TMJ Problems – What Does This Mean? Chiropractors in Southampton at The Avenue Clinic Explain


The jaw joint is located just in front of the ear canal, and it joins the jaw bone (mandible) to the skull near to the temple. The jaw joint is also called the temporomandibular joint (TMJ). Problems affecting this joint are usually known as TMJ disorders. However, there are various other medical terms for for this condition – for example, TMJ dysfunction, TMJ pain and myofascial pain disorder.



A joint is where two bones meet. Joints allow movement and flexibility between two bones. The jaw joint allows movement between the jawbone (mandible) and the skull. Muscles attached to the skull and jawbone cause the jawbone to move as the mouth is opened and closed.

Inside the jaw joint, there is a smooth material called cartilage, covering part of the bones. There is also a cartilage disc within the joint. The joint is lubricated by fluid called synovial fluid.

What are the symptoms of temporomandibular joint disorders?

  • Pain in the joint area or nearby. The pain is usually located just in front of the ear, and it may spread to the cheek, the ear itself, and to the temple.
  • Jaw movements may be reduced. This may be a general tight feeling or a sensation of the jaw getting stuck. Very rarely, the jaw may get ‘locked’, causing difficulty in opening or closing the mouth.
  • Clicks or noises can sometimes be heard coming from the jaw joint when you chew or move your mouth. These noises can be normal, so they are only relevant if you have other symptoms in the joint, such as pain or reduced movement.
  • Because the ear is very close to the jaw joint, some people get ear symptoms such as noise in the ear, sensitivity to sound or dizziness (vertigo).
  • Headaches – the muscles around the jaw can radiate pain into the head.

What causes temporomandibular joint disorders?


In general, TMJ disorders are thought to have a ‘multifactorial’ cause, meaning that there are usually a number of factors contributing to the cause. These factors can be grouped into two types: problems linked to the muscles working the joint, and problems inside the joint itself. The muscle problems are the most common type, particularly for younger people.

Problems with the muscles may be caused by:

  • Overactivity of the jaw muscles. This can occur if you clench your jaw a lot during sleep, which is quite common.
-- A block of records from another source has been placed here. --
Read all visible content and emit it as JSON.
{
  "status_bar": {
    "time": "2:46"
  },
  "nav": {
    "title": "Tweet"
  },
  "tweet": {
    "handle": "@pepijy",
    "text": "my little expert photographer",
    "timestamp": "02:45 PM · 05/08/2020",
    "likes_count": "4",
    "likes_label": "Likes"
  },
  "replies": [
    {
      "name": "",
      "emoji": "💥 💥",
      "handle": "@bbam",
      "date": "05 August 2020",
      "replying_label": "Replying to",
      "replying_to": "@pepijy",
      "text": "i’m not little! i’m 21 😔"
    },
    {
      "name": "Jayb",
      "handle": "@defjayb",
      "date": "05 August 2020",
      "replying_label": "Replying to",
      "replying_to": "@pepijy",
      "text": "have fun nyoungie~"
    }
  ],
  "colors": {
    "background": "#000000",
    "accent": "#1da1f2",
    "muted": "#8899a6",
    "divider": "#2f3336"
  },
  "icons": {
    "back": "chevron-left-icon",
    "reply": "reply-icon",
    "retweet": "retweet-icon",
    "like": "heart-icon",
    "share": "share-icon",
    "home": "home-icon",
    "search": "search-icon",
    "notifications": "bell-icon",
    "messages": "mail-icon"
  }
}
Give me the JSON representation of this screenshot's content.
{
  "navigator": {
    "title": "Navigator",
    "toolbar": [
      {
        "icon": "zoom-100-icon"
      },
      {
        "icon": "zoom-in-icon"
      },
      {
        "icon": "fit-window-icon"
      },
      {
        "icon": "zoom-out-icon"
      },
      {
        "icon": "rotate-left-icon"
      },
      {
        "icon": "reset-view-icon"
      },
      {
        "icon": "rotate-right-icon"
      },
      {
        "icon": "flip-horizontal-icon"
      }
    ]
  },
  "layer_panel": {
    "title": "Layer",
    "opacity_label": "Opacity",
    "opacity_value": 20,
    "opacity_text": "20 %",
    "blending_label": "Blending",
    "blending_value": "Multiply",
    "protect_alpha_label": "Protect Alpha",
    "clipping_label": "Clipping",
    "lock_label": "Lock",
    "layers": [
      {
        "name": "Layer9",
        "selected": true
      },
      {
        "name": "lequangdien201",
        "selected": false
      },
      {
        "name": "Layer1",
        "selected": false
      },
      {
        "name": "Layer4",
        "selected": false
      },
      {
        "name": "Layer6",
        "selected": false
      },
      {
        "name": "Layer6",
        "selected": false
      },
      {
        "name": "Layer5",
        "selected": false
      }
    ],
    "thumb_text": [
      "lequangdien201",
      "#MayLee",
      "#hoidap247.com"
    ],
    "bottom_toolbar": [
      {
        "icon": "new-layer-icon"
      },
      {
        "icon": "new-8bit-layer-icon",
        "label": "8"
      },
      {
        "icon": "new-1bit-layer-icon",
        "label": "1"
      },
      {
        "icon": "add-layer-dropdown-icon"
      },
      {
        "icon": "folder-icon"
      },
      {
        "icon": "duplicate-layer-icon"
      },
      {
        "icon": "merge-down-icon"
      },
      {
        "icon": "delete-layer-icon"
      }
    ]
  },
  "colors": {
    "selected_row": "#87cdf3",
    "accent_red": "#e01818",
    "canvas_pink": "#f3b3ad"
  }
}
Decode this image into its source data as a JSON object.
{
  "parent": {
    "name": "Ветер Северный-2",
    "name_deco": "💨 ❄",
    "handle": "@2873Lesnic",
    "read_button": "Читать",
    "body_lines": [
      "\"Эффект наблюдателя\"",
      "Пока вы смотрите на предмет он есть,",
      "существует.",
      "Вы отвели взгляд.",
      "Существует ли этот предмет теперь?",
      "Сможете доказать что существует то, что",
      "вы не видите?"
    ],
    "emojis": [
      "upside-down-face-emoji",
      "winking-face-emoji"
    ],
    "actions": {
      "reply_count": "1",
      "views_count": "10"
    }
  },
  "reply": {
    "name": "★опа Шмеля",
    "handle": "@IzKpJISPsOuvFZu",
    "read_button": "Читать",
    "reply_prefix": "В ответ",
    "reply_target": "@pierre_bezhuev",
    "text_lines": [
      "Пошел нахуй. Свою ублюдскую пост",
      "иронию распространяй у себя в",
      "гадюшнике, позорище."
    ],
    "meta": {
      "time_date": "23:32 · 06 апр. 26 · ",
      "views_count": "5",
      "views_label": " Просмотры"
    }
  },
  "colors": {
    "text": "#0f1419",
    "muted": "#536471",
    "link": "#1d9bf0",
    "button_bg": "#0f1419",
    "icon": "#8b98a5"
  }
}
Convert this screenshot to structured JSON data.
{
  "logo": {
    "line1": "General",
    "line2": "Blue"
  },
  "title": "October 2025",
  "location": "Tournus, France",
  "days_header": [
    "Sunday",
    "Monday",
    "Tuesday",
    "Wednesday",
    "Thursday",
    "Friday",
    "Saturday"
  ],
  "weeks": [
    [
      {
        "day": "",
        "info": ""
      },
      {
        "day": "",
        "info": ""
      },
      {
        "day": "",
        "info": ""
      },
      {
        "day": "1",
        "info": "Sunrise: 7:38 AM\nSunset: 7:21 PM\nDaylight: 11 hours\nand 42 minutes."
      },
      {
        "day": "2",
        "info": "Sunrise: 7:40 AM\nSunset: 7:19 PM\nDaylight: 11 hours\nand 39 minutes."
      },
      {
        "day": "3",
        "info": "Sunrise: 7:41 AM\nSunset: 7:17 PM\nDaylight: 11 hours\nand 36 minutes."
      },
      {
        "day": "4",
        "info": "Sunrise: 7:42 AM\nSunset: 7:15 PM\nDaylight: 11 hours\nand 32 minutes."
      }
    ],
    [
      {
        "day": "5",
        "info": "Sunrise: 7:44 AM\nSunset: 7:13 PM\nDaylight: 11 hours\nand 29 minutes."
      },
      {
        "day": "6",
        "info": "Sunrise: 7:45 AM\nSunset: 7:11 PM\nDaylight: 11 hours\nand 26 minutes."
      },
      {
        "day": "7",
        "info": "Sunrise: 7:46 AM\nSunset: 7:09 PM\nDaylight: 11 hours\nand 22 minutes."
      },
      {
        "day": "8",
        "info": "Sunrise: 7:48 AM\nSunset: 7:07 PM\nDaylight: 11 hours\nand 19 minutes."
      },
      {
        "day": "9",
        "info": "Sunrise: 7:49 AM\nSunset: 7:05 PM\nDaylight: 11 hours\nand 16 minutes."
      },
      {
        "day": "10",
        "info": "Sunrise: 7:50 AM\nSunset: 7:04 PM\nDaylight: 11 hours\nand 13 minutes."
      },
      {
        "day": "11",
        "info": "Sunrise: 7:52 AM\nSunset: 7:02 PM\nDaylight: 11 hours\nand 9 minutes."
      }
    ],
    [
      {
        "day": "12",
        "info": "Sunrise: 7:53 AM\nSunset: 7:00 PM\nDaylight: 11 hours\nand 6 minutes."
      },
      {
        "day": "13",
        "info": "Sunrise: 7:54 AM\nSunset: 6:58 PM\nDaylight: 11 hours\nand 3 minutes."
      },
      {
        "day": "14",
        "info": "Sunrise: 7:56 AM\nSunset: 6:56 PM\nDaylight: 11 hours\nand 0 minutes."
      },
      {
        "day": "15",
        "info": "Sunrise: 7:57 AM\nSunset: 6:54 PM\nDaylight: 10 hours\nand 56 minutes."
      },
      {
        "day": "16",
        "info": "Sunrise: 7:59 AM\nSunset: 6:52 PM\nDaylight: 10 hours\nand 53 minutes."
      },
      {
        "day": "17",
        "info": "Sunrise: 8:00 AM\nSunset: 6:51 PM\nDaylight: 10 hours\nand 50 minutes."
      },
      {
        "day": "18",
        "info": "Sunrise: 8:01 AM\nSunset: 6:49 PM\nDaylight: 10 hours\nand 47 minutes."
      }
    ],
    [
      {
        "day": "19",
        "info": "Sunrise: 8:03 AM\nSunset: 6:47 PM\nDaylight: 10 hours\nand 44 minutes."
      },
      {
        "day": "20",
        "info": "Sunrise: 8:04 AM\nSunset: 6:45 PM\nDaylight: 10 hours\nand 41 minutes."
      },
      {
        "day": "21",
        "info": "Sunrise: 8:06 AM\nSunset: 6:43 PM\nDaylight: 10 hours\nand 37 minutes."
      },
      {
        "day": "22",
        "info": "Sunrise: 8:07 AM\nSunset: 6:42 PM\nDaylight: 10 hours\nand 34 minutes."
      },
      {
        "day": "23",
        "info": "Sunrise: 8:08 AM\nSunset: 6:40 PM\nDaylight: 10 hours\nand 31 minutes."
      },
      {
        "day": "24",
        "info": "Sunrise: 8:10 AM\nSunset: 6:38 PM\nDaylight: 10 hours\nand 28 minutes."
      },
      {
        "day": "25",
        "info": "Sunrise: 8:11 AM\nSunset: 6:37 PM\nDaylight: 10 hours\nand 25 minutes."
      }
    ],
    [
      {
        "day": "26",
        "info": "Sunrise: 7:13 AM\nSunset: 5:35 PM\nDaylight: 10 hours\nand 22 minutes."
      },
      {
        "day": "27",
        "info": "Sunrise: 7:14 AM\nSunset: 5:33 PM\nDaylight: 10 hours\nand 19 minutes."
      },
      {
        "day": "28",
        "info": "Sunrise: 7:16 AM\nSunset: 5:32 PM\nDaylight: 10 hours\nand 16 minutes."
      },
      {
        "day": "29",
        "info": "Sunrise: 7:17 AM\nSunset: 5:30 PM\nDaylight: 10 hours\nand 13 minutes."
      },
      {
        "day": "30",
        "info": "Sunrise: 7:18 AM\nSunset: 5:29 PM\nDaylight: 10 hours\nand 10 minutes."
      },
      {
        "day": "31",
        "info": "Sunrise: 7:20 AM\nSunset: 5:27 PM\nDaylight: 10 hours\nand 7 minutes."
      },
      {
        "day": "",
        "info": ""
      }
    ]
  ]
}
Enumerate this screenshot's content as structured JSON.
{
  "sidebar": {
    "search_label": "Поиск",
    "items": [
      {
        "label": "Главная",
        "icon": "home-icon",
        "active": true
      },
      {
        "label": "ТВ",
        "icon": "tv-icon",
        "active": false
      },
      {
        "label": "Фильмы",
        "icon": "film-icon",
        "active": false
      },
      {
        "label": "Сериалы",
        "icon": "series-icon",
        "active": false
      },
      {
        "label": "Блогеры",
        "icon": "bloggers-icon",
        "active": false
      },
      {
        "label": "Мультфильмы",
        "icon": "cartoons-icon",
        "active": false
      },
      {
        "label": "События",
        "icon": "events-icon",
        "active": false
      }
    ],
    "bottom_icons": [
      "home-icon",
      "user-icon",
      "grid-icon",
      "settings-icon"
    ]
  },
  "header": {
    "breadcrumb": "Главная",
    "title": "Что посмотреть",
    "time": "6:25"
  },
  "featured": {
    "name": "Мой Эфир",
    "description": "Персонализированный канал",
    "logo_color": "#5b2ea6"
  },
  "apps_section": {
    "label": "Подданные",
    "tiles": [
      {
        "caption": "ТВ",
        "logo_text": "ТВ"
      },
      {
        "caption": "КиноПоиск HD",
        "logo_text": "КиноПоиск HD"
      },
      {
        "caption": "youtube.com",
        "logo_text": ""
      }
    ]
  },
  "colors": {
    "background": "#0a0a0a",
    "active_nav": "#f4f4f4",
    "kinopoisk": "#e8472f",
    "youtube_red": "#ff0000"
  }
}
Rarely, other conditions make the jaw muscles overactive. For example, there are some rare kinds of movement disorders (called orofacial dystonias) which cause excessive jaw clenching.
  • Increased sensitivity to pain. We don’t know why this happens, but it may be linked to stress, or to some other process which affects pain sensitivity. Some doctors call this type of problem a pain syndrome because the exact cause of the pain is not known.

Muscular causes can be associated with stress, anxiety, clenching, bruxism; secondary component to all other forms of TMD; palpable muscle tenderness; often bilateral; provoked by activity (clenching, chewing, bruxism); confirmed by muscular management techniques and patient education regarding stress and other contributing factors.


Problems in the joint may be caused by:

  • Wear and tear to the inside of the joint – for example, wear and tear to the cartilage. Sometimes this is due to osteoarthritis. This problem tends to affect older rather than younger people.
  • Injury to the TMJ or to its cartilage disc can cause TMJ pain.

You may feel pain along the joint, joint pain with movement, clicking of the joint, pain on clenching your teeth, odd movement of the joint – not a smooth movement when you open or close your jaw or notice that you can’t open your mouth fully.
What can we do to help?

We will check how you move your jaw; how you bite; muscle tension; how you open your jaw; how it closes; neck mobility. Generally neck pain is present in all TMD cases; presence of upper cervical spine or head pain; accessory movement restrictions; unilateral or bilateral; multiple levels may be involved; confirmed with joint interventions.


Approaching jaw problems from many angles has been shown to be effective at reducing symptoms of TMD.

This may include:

Soft tissue mobilisation

Muscle stretching

Exercises against resistance

Guided opening and closing

Manual joint distraction

Postural corrections

Relaxation techniques

Yoga – see

Acupuncture .